The proposed deal, which includes Europe’s DP World Tour, puts an end to all of the fighting – in and out of court.
While Public Investment Fund Governor Yasir Al-Rumayyan said he expected the deal to be finalized in a matter of weeks, some question how quickly it’ll bypass U.S. regulatory agencies like the Federal Trade Commission and the Justice Department.
“Anything that happened before this announcement is still actionable,” said Hauser, noting the DOJ could still look into these claims outside of the merger process. “You can’t use a settlement as a masquerade.”
Hauser noted that while it’s always preferred to keep matters out of the courtroom, settlements themselves are bound by antitrust laws – “especially if there’s a legitimate legal dispute between the entities.”
Although the deal could close relatively quickly without requiring regulatory approval, lawmakers could raise issues afterward. This happened recently when the Justice Department ordered the end of American Airlines and JetBlue Airways alliance, saying the merger would hurt consumers by driving up fares. American Airlines plans to appeal the ruling.

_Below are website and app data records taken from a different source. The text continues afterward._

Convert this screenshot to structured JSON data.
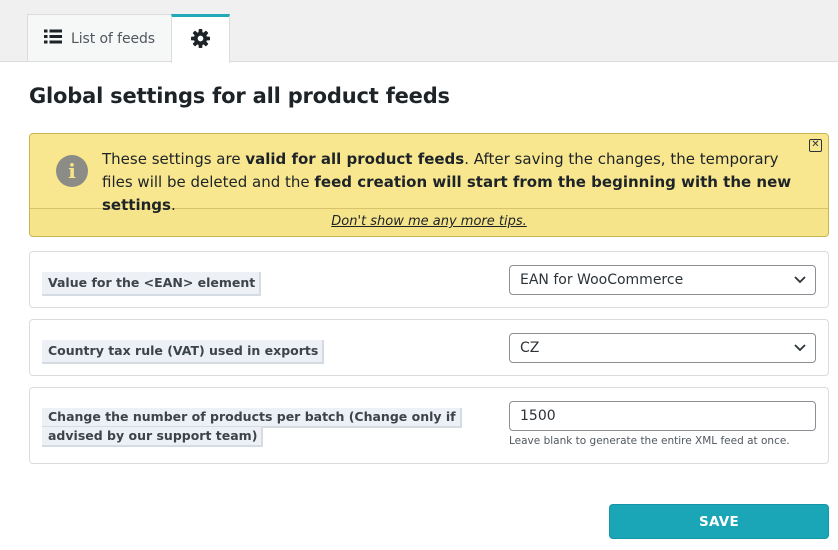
{
  "tabs": {
    "list_of_feeds": {
      "label": "List of feeds",
      "icon": "list-icon"
    },
    "settings": {
      "icon": "gear-icon",
      "active": true
    }
  },
  "page": {
    "title": "Global settings for all product feeds"
  },
  "notice": {
    "icon": "info-icon",
    "text_parts": [
      "These settings are ",
      "valid for all product feeds",
      ". After saving the changes, the temporary files will be deleted and the ",
      "feed creation will start from the beginning with the new settings",
      "."
    ],
    "dismiss_link": "Don't show me any more tips.",
    "background_color": "#f8e78f"
  },
  "settings": {
    "ean": {
      "label": "Value for the <EAN> element",
      "value": "EAN for WooCommerce"
    },
    "vat": {
      "label": "Country tax rule (VAT) used in exports",
      "value": "CZ"
    },
    "batch": {
      "label": "Change the number of products per batch (Change only if advised by our support team)",
      "value": "1500",
      "hint": "Leave blank to generate the entire XML feed at once."
    }
  },
  "save": {
    "label": "SAVE",
    "color": "#1aa6b7"
  },
  "colors": {
    "accent": "#22a9b8"
  }
}
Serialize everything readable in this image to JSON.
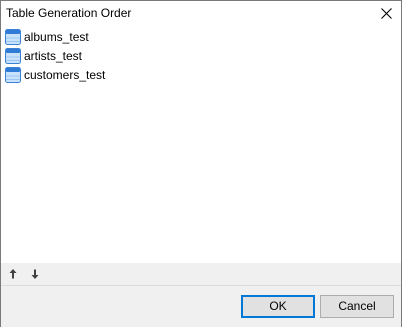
{
  "window": {
    "title": "Table Generation Order"
  },
  "tables": [
    {
      "label": "albums_test"
    },
    {
      "label": "artists_test"
    },
    {
      "label": "customers_test"
    }
  ],
  "buttons": {
    "ok_label": "OK",
    "cancel_label": "Cancel"
  },
  "icons": {
    "close": "close-icon",
    "table": "table-icon",
    "move_up": "arrow-up-icon",
    "move_down": "arrow-down-icon"
  },
  "colors": {
    "accent": "#0078d7",
    "table_icon_header": "#2f7bd6",
    "table_icon_body": "#c9e2fb",
    "footer_bg": "#f0f0f0"
  }
}
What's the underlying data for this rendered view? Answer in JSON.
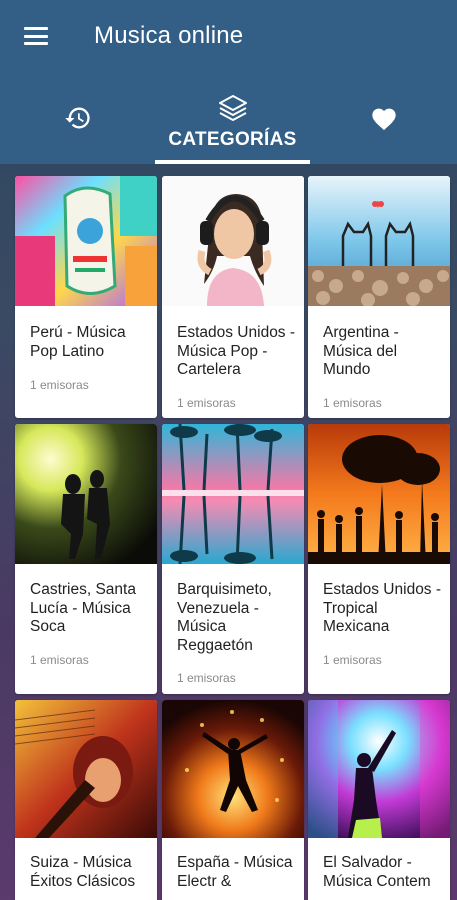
{
  "app": {
    "title": "Musica online"
  },
  "icons": {
    "menu": "menu-icon",
    "history": "history-icon",
    "categories": "layers-icon",
    "favorites": "heart-icon"
  },
  "tabs": {
    "categories_label": "CATEGORÍAS"
  },
  "colors": {
    "appbar": "#335f86",
    "card_text": "#222222",
    "count_text": "#8a8a8a"
  },
  "categories": [
    {
      "name": "Perú - Música Pop Latino",
      "count": "1 emisoras"
    },
    {
      "name": "Estados Unidos - Música Pop - Cartelera",
      "count": "1 emisoras"
    },
    {
      "name": "Argentina - Música del Mundo",
      "count": "1 emisoras"
    },
    {
      "name": "Castries, Santa Lucía - Música Soca",
      "count": "1 emisoras"
    },
    {
      "name": "Barquisimeto, Venezuela - Música Reggaetón",
      "count": "1 emisoras"
    },
    {
      "name": "Estados Unidos - Tropical Mexicana",
      "count": "1 emisoras"
    },
    {
      "name": "Suiza - Música Éxitos Clásicos",
      "count": ""
    },
    {
      "name": "España - Música Electr &",
      "count": ""
    },
    {
      "name": "El Salvador - Música Contem",
      "count": ""
    }
  ]
}
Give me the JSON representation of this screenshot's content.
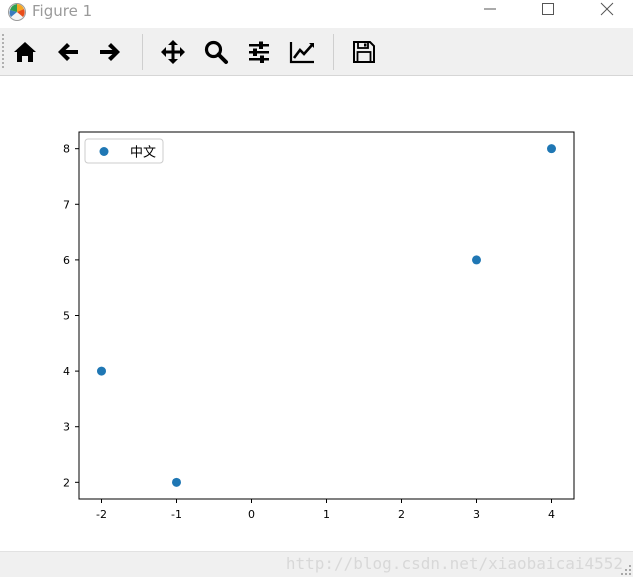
{
  "window": {
    "title": "Figure 1"
  },
  "toolbar": {
    "buttons": [
      {
        "name": "home",
        "icon": "home-icon"
      },
      {
        "name": "back",
        "icon": "arrow-left-icon"
      },
      {
        "name": "forward",
        "icon": "arrow-right-icon"
      },
      {
        "name": "pan",
        "icon": "move-icon"
      },
      {
        "name": "zoom",
        "icon": "magnifier-icon"
      },
      {
        "name": "subplots",
        "icon": "sliders-icon"
      },
      {
        "name": "edit-axes",
        "icon": "chart-line-icon"
      },
      {
        "name": "save",
        "icon": "floppy-disk-icon"
      }
    ]
  },
  "chart_data": {
    "type": "scatter",
    "title": "",
    "xlabel": "",
    "ylabel": "",
    "xlim": [
      -2.3,
      4.3
    ],
    "ylim": [
      1.7,
      8.3
    ],
    "xticks": [
      -2,
      -1,
      0,
      1,
      2,
      3,
      4
    ],
    "xtick_labels": [
      "-2",
      "-1",
      "0",
      "1",
      "2",
      "3",
      "4"
    ],
    "yticks": [
      2,
      3,
      4,
      5,
      6,
      7,
      8
    ],
    "ytick_labels": [
      "2",
      "3",
      "4",
      "5",
      "6",
      "7",
      "8"
    ],
    "grid": false,
    "legend": "top-left",
    "series": [
      {
        "name": "中文",
        "color": "#1f77b4",
        "x": [
          -2,
          -1,
          3,
          4
        ],
        "y": [
          4,
          2,
          6,
          8
        ]
      }
    ]
  },
  "statusbar": {
    "watermark": "http://blog.csdn.net/xiaobaicai4552"
  }
}
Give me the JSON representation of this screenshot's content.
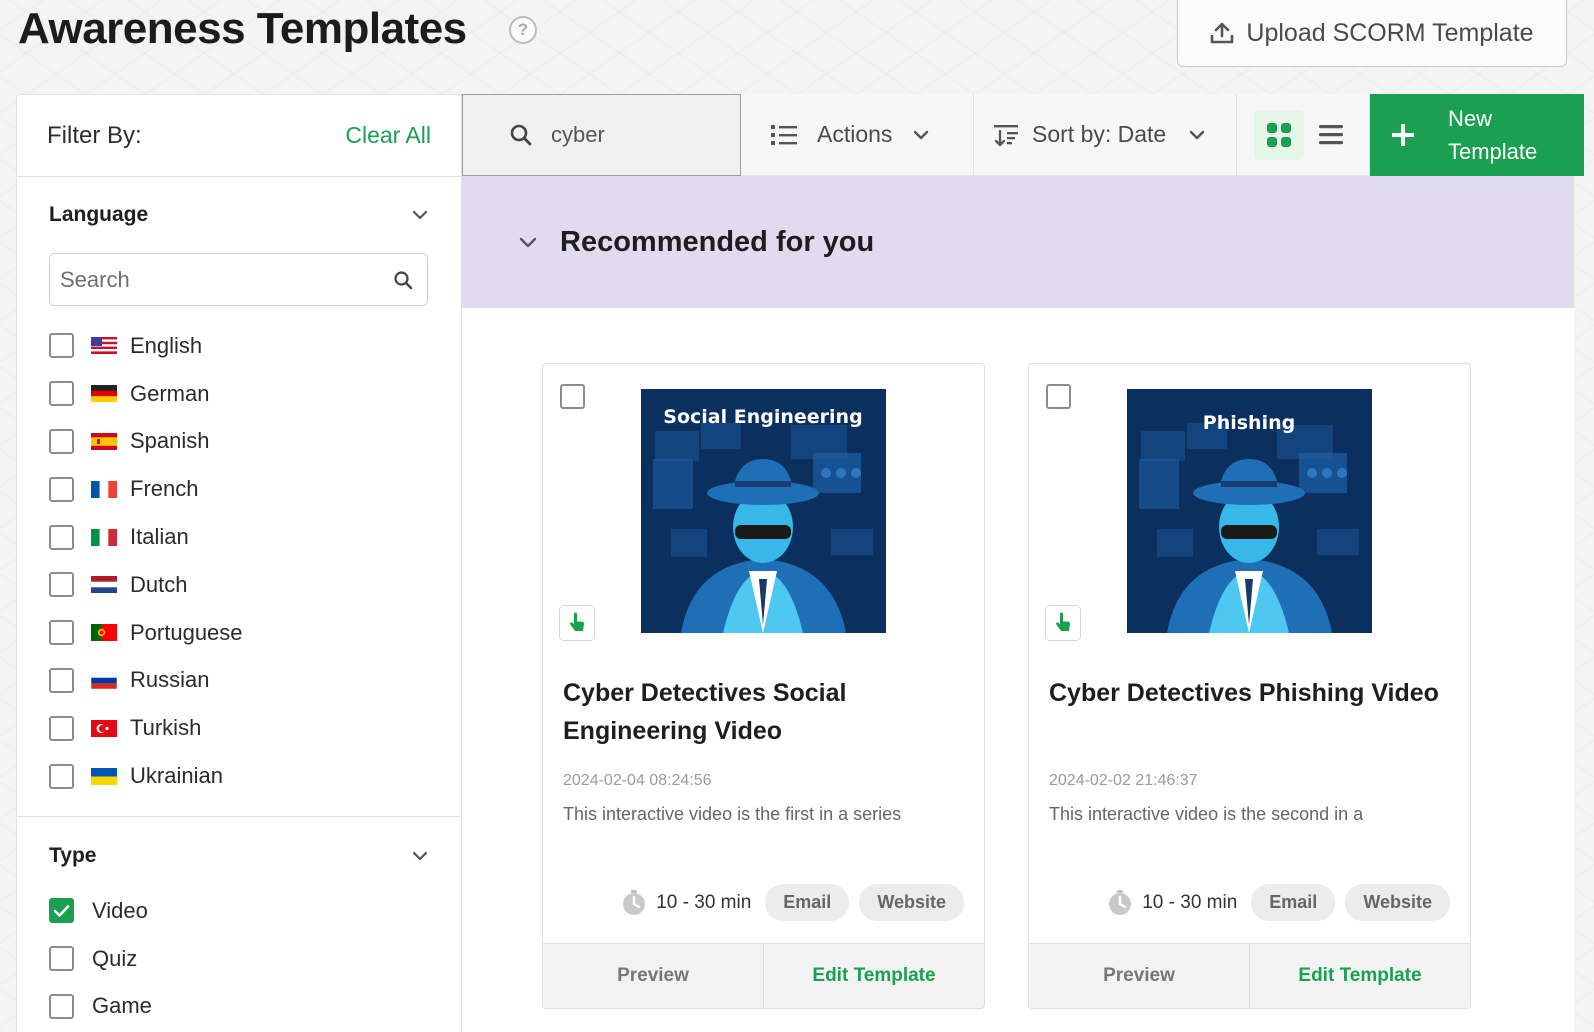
{
  "page": {
    "title": "Awareness Templates",
    "help": "?"
  },
  "upload_button": {
    "label": "Upload SCORM Template"
  },
  "filter": {
    "title": "Filter By:",
    "clear_all": "Clear All",
    "language": {
      "title": "Language",
      "search_placeholder": "Search",
      "items": [
        {
          "label": "English",
          "flag": "us-flag-icon"
        },
        {
          "label": "German",
          "flag": "de-flag-icon"
        },
        {
          "label": "Spanish",
          "flag": "es-flag-icon"
        },
        {
          "label": "French",
          "flag": "fr-flag-icon"
        },
        {
          "label": "Italian",
          "flag": "it-flag-icon"
        },
        {
          "label": "Dutch",
          "flag": "nl-flag-icon"
        },
        {
          "label": "Portuguese",
          "flag": "pt-flag-icon"
        },
        {
          "label": "Russian",
          "flag": "ru-flag-icon"
        },
        {
          "label": "Turkish",
          "flag": "tr-flag-icon"
        },
        {
          "label": "Ukrainian",
          "flag": "ua-flag-icon"
        }
      ]
    },
    "type": {
      "title": "Type",
      "items": [
        {
          "label": "Video",
          "checked": true
        },
        {
          "label": "Quiz",
          "checked": false
        },
        {
          "label": "Game",
          "checked": false
        }
      ]
    }
  },
  "toolbar": {
    "search_value": "cyber",
    "actions": "Actions",
    "sort": "Sort by: Date",
    "new_line1": "New",
    "new_line2": "Template"
  },
  "recommended": {
    "title": "Recommended for you"
  },
  "cards": [
    {
      "thumb_text": "Social Engineering",
      "title": "Cyber Detectives Social Engineering Video",
      "date": "2024-02-04 08:24:56",
      "desc": "This interactive video is the first in a series",
      "duration": "10 - 30 min",
      "tags": [
        "Email",
        "Website"
      ],
      "preview": "Preview",
      "edit": "Edit Template"
    },
    {
      "thumb_text": "Phishing",
      "title": "Cyber Detectives Phishing Video",
      "date": "2024-02-02 21:46:37",
      "desc": "This interactive video is the second in a",
      "duration": "10 - 30 min",
      "tags": [
        "Email",
        "Website"
      ],
      "preview": "Preview",
      "edit": "Edit Template"
    }
  ],
  "colors": {
    "accent": "#1aa050",
    "recommended_bg": "#e2dbf0",
    "thumb_bg": "#0b2f5e"
  }
}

The new entities need to show that the merger is to the benefit of consumers, especially on a global basis, by bringing the best talent together under one umbrella and expanding the reach of the game, said Timothy Derdenger, an assistant professor of marketing and strategy at Carnegie Mellon University’s Tepper School of Business.
“If the deal will be able to show it supports the growing purses for the golfers, and lead to more engagement and innovation to golf, which adds value to viewers, I don’t see much of a fight coming from the U.S. government,” Derdenger said.

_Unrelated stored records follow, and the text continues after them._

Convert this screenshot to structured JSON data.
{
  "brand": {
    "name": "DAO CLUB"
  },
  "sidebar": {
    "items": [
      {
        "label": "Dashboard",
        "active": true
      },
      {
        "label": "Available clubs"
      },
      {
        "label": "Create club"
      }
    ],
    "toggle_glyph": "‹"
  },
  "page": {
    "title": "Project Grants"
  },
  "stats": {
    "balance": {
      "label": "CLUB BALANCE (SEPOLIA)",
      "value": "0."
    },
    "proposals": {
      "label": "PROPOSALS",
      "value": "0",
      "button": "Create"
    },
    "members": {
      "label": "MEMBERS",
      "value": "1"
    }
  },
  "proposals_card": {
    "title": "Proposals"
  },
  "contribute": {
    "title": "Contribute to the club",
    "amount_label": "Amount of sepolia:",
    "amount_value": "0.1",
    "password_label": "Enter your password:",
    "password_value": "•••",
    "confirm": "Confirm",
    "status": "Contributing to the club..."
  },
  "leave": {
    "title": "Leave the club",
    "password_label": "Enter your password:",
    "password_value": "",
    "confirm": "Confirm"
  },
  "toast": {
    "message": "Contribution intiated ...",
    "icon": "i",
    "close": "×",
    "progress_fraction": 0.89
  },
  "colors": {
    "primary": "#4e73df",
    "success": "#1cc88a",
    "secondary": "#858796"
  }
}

The deal also prompted questions about how it might affect sponsors of the PGA Tour, as well as its players’ endorsements.
Many have been outspoken about LIV’s financial backer, PIF, and have even protested at events.
Family members of those who perished in the Sept. 11, 2001, terrorist attacks have protested LIV events due to its Saudi ties. U.S. officials have concluded that Saudi nationals helped fund the terrorist group al-Qaeda, which were linked to the terrorist attacks on Sept. 11, although the investigations haven’t found that the Saudi officials were complicit in the attacks.
On Tuesday the group 9/11 Families United slammed the merger, especially after Monahan, the PGA Tour commissioner, raised this publicly last summer in an interview. “I would ask any player who has left or any player who would consider leaving, ‘Have you ever had to apologize for being a member of the PGA tour?'” Monahan said during an interview with CBS Sports last year.
Major sponsors of the tour have yet to speak out or make decisions. At least one sponsor is waiting to see how the regulatory process plays out for the deal before making decisions, according to a person familiar with the matter, who declined to be named because the internal discussions are private. Other sponsors have not yet commented publicly on the matter.
Marketers, advertisers and sponsors have pulled out from other partnerships when controversies have raised concerns.
“The fundamental reason why the brands we work with decide to invest in something is to leverage the power of that equity to connect with their customers,” said Sampson Yimer, a senior vice president of sponsorship consulting at Momentum Worldwide. “When that equity is degraded in any sort of way or has potential to do so, it causes these brands to potentially rethink their investments or to press pause.”
Soon after joining LIV, Mickelson made disparaging comments about the tour and showed his support for the Saudis. The top golfer lost his endorsements from the likes of KPMG and others, some of which were more than a decade old.
“If it’s at all a consideration, it’s something we counsel our clients on,” said Yimer. “I imagine this deal could have a chilling effect.”
However, the combination of the leagues could also lead to more endorsements, at least in the long run.
“The players that left and lost their endorsements, they will be able to reengage those sponsorships and endorsements because this brings them back into the fold,” said Derdenger.